SUPPLIED DATA Block Start

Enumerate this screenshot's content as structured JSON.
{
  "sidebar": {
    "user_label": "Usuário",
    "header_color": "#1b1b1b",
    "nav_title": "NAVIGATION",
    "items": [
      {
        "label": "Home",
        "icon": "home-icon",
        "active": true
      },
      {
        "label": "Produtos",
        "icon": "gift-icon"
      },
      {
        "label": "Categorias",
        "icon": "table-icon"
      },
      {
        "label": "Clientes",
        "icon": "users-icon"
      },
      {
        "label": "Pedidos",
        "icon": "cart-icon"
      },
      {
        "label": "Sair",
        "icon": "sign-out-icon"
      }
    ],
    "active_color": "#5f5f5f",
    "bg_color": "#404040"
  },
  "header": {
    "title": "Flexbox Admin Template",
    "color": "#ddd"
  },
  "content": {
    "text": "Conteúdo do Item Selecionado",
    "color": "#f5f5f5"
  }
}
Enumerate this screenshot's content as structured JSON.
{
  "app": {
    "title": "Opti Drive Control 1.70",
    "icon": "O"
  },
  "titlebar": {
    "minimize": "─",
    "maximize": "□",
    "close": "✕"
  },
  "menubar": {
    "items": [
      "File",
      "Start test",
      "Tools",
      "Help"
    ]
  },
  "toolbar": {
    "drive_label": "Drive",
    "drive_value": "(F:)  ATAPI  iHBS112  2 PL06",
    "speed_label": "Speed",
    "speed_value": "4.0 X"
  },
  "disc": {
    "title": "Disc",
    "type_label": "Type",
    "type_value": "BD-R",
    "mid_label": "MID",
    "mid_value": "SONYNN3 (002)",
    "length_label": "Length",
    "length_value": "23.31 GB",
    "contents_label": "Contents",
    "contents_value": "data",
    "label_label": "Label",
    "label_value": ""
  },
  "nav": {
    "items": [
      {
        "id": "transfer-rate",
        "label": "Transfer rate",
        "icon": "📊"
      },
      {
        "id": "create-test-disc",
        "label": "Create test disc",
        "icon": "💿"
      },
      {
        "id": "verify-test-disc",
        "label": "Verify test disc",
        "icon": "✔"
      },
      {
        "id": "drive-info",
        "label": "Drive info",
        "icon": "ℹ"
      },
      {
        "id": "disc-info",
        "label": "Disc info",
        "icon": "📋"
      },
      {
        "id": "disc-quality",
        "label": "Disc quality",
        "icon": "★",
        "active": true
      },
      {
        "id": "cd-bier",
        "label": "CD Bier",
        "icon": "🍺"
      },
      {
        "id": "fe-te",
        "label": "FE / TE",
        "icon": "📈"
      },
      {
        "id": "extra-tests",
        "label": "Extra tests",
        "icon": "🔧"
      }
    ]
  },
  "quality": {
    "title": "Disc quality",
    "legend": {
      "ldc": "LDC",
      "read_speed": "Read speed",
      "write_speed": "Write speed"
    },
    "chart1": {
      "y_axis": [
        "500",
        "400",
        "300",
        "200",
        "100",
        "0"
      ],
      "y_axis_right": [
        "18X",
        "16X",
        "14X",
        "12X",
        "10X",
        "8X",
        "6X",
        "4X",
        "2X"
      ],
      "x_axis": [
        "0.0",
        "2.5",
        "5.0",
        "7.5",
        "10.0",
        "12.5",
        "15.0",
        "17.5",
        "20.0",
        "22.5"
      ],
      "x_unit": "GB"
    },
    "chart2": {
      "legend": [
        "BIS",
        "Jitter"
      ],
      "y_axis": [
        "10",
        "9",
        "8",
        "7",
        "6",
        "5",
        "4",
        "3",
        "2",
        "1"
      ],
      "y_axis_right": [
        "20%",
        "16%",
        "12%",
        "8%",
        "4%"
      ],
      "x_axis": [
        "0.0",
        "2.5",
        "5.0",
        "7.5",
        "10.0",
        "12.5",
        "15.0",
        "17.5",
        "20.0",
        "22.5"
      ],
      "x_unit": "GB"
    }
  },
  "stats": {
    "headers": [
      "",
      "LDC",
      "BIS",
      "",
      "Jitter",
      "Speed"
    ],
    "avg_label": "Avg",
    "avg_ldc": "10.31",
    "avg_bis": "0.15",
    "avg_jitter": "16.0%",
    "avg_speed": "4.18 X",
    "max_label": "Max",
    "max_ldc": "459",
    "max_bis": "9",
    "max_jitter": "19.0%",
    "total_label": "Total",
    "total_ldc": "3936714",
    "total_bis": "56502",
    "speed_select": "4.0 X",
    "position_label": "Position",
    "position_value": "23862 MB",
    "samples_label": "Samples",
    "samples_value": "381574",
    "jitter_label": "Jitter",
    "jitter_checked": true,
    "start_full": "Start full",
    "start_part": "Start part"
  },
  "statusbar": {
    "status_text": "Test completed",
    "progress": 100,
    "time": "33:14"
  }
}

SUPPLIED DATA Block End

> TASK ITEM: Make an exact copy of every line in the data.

> SOLUTION BELOW:
Enumerate this screenshot's content as structured JSON.
{
  "sidebar": {
    "user_label": "Usuário",
    "header_color": "#1b1b1b",
    "nav_title": "NAVIGATION",
    "items": [
      {
        "label": "Home",
        "icon": "home-icon",
        "active": true
      },
      {
        "label": "Produtos",
        "icon": "gift-icon"
      },
      {
        "label": "Categorias",
        "icon": "table-icon"
      },
      {
        "label": "Clientes",
        "icon": "users-icon"
      },
      {
        "label": "Pedidos",
        "icon": "cart-icon"
      },
      {
        "label": "Sair",
        "icon": "sign-out-icon"
      }
    ],
    "active_color": "#5f5f5f",
    "bg_color": "#404040"
  },
  "header": {
    "title": "Flexbox Admin Template",
    "color": "#ddd"
  },
  "content": {
    "text": "Conteúdo do Item Selecionado",
    "color": "#f5f5f5"
  }
}
Enumerate this screenshot's content as structured JSON.
{
  "app": {
    "title": "Opti Drive Control 1.70",
    "icon": "O"
  },
  "titlebar": {
    "minimize": "─",
    "maximize": "□",
    "close": "✕"
  },
  "menubar": {
    "items": [
      "File",
      "Start test",
      "Tools",
      "Help"
    ]
  },
  "toolbar": {
    "drive_label": "Drive",
    "drive_value": "(F:)  ATAPI  iHBS112  2 PL06",
    "speed_label": "Speed",
    "speed_value": "4.0 X"
  },
  "disc": {
    "title": "Disc",
    "type_label": "Type",
    "type_value": "BD-R",
    "mid_label": "MID",
    "mid_value": "SONYNN3 (002)",
    "length_label": "Length",
    "length_value": "23.31 GB",
    "contents_label": "Contents",
    "contents_value": "data",
    "label_label": "Label",
    "label_value": ""
  },
  "nav": {
    "items": [
      {
        "id": "transfer-rate",
        "label": "Transfer rate",
        "icon": "📊"
      },
      {
        "id": "create-test-disc",
        "label": "Create test disc",
        "icon": "💿"
      },
      {
        "id": "verify-test-disc",
        "label": "Verify test disc",
        "icon": "✔"
      },
      {
        "id": "drive-info",
        "label": "Drive info",
        "icon": "ℹ"
      },
      {
        "id": "disc-info",
        "label": "Disc info",
        "icon": "📋"
      },
      {
        "id": "disc-quality",
        "label": "Disc quality",
        "icon": "★",
        "active": true
      },
      {
        "id": "cd-bier",
        "label": "CD Bier",
        "icon": "🍺"
      },
      {
        "id": "fe-te",
        "label": "FE / TE",
        "icon": "📈"
      },
      {
        "id": "extra-tests",
        "label": "Extra tests",
        "icon": "🔧"
      }
    ]
  },
  "quality": {
    "title": "Disc quality",
    "legend": {
      "ldc": "LDC",
      "read_speed": "Read speed",
      "write_speed": "Write speed"
    },
    "chart1": {
      "y_axis": [
        "500",
        "400",
        "300",
        "200",
        "100",
        "0"
      ],
      "y_axis_right": [
        "18X",
        "16X",
        "14X",
        "12X",
        "10X",
        "8X",
        "6X",
        "4X",
        "2X"
      ],
      "x_axis": [
        "0.0",
        "2.5",
        "5.0",
        "7.5",
        "10.0",
        "12.5",
        "15.0",
        "17.5",
        "20.0",
        "22.5"
      ],
      "x_unit": "GB"
    },
    "chart2": {
      "legend": [
        "BIS",
        "Jitter"
      ],
      "y_axis": [
        "10",
        "9",
        "8",
        "7",
        "6",
        "5",
        "4",
        "3",
        "2",
        "1"
      ],
      "y_axis_right": [
        "20%",
        "16%",
        "12%",
        "8%",
        "4%"
      ],
      "x_axis": [
        "0.0",
        "2.5",
        "5.0",
        "7.5",
        "10.0",
        "12.5",
        "15.0",
        "17.5",
        "20.0",
        "22.5"
      ],
      "x_unit": "GB"
    }
  },
  "stats": {
    "headers": [
      "",
      "LDC",
      "BIS",
      "",
      "Jitter",
      "Speed"
    ],
    "avg_label": "Avg",
    "avg_ldc": "10.31",
    "avg_bis": "0.15",
    "avg_jitter": "16.0%",
    "avg_speed": "4.18 X",
    "max_label": "Max",
    "max_ldc": "459",
    "max_bis": "9",
    "max_jitter": "19.0%",
    "total_label": "Total",
    "total_ldc": "3936714",
    "total_bis": "56502",
    "speed_select": "4.0 X",
    "position_label": "Position",
    "position_value": "23862 MB",
    "samples_label": "Samples",
    "samples_value": "381574",
    "jitter_label": "Jitter",
    "jitter_checked": true,
    "start_full": "Start full",
    "start_part": "Start part"
  },
  "statusbar": {
    "status_text": "Test completed",
    "progress": 100,
    "time": "33:14"
  }
}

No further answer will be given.